In XCOM: Enemy Unknown, Firaxis saw that the sense of urgency was lacking. It was too easy to play the game safely by slowly moving our soldiers forward inch by inch and cover to cover. For the DLC Enemy Within, they introduced the element of risk in the form of Meld. This was a currency required to unlock some of the fancy new upgrades for our troops like bionic legs or mechanised suits. Meld canisters had timers attached and if you wanted to claim their benefits it forced you to play outside that comfort zone. You had to risk the lives of your soldiers and change your priorities which brought much needed urgency to the turn-based strategy. XCOM 2, by contrast, has timers everywhere. This drives the action forward, constantly challenging the player to be decisive and put their faith in their oh-so-fallible troops.
“You push forward in search of the next bonfire when your health supplies run low, make a daring leap to reach that piece of treasure, or simply try to get that extra attack in against a gigantic foe”
One of gaming’s current most popular genres is the MOBA, which have seemingly usurped the throne of MMOs in terms of player base and time spent playing. MOBAs are inherently about taking risk. Every time you attack a player on the opposing team, you are taking risk.

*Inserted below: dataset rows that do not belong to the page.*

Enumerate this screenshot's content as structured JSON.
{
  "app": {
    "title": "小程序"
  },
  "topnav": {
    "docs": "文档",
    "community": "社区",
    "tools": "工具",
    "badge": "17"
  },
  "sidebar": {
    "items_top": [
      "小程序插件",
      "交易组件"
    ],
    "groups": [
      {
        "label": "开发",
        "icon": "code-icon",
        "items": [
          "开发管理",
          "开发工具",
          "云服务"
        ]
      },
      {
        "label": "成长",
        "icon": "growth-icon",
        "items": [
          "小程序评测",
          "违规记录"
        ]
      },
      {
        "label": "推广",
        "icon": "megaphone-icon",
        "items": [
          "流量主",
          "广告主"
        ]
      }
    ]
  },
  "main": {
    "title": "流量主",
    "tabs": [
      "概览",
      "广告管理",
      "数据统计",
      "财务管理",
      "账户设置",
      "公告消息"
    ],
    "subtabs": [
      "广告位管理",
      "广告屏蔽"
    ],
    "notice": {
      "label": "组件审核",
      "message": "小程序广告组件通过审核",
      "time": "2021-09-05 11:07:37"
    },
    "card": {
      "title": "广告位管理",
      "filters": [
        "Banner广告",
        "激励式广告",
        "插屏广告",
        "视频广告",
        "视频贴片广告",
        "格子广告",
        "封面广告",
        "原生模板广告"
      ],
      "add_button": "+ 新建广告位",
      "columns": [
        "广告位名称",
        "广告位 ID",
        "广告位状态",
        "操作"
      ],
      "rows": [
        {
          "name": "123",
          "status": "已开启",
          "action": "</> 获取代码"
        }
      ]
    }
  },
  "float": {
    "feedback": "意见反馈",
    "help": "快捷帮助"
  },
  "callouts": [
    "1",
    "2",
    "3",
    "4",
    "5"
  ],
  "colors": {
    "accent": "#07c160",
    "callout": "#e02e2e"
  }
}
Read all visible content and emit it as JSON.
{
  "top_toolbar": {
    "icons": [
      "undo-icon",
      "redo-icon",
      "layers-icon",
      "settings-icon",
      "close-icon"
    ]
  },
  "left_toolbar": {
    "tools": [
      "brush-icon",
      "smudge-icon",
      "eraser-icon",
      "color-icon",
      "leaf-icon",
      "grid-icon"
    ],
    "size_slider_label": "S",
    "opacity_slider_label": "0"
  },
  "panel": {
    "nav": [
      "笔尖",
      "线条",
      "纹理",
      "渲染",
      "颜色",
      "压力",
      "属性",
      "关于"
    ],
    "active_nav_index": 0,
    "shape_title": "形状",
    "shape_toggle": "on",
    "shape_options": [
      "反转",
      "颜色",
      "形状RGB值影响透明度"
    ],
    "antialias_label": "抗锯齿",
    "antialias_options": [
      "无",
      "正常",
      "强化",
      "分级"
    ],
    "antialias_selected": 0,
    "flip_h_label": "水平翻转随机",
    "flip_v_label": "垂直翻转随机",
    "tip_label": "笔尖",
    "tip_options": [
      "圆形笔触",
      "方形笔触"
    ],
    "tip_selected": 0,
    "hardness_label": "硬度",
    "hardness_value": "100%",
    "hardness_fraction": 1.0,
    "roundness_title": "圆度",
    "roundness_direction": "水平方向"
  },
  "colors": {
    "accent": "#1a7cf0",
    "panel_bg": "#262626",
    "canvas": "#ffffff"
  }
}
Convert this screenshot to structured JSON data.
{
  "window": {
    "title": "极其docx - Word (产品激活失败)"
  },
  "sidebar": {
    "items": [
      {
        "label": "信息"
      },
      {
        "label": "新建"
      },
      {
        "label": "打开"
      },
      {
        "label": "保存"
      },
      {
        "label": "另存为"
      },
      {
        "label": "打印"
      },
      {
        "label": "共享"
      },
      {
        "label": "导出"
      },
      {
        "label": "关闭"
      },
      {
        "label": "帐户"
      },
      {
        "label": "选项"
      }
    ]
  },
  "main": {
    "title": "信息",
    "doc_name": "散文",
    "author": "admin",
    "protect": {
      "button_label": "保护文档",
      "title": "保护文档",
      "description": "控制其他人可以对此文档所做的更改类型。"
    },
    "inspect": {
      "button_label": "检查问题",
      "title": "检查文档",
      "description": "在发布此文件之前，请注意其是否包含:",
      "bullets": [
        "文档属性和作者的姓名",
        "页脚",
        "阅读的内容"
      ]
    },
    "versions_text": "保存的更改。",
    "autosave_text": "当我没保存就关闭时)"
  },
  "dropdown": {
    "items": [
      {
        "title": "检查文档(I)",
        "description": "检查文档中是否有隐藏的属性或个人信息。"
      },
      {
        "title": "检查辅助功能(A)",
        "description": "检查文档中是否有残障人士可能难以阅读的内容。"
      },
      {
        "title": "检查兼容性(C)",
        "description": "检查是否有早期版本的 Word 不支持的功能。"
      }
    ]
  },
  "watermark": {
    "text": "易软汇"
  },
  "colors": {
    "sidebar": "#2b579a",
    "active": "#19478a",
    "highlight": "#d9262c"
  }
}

Every time you try to dive under a tower or fight over an objective, we risk the ire of our team-mates should things not go to plan. The reward can be pushing your team to victory, but pushing that button to initiate a time fight or lining up that vital skill-shot is objectively about the rewards of victory and what you risk by losing. Watching the momentum of a game shift after a mistimed ultimate can be crushing, but the elation of victory makes that a worthwhile proposition.
We’re programmed to take risks both in games and in real life. It’s why we might purchase lottery scratchcards, for example. We weigh the benefit of riches and the range of games against the initial outlay. The inner belief that we are somehow special or that we might just win drives us on to make these decisions. Whether consciously or not, we’re constantly making judgements and weighing the odds of our success. Buying a scratchcard isn’t a thoughtless act; it’s a calculated judgement and we decide that the possibility of success is worth the risk of participation. Winning by random chance isn’t fun but winning because we made a decision that pays off is key to our enjoyment.
“In some ways, even the act of buying a game can be considered a risk… the question we ask before any purchase is: are we going to be getting our money’s worth?”
In some ways, even the act of buying a game can be considered a risk due to the price. The question we ask before any purchase is: are we going to be getting our money’s worth? This is one of the reasons gaming websites exist. The aim is to offer consumers an opinion that hopefully they can trust before pulling the metaphorical trigger. As writers we can help mitigate some of that risk in purchasing decisions, but risk and reward as a part of games is a vital component that makes them special and unique from other forms of media. Having agency is only worthwhile if we’re able to push it to the limit.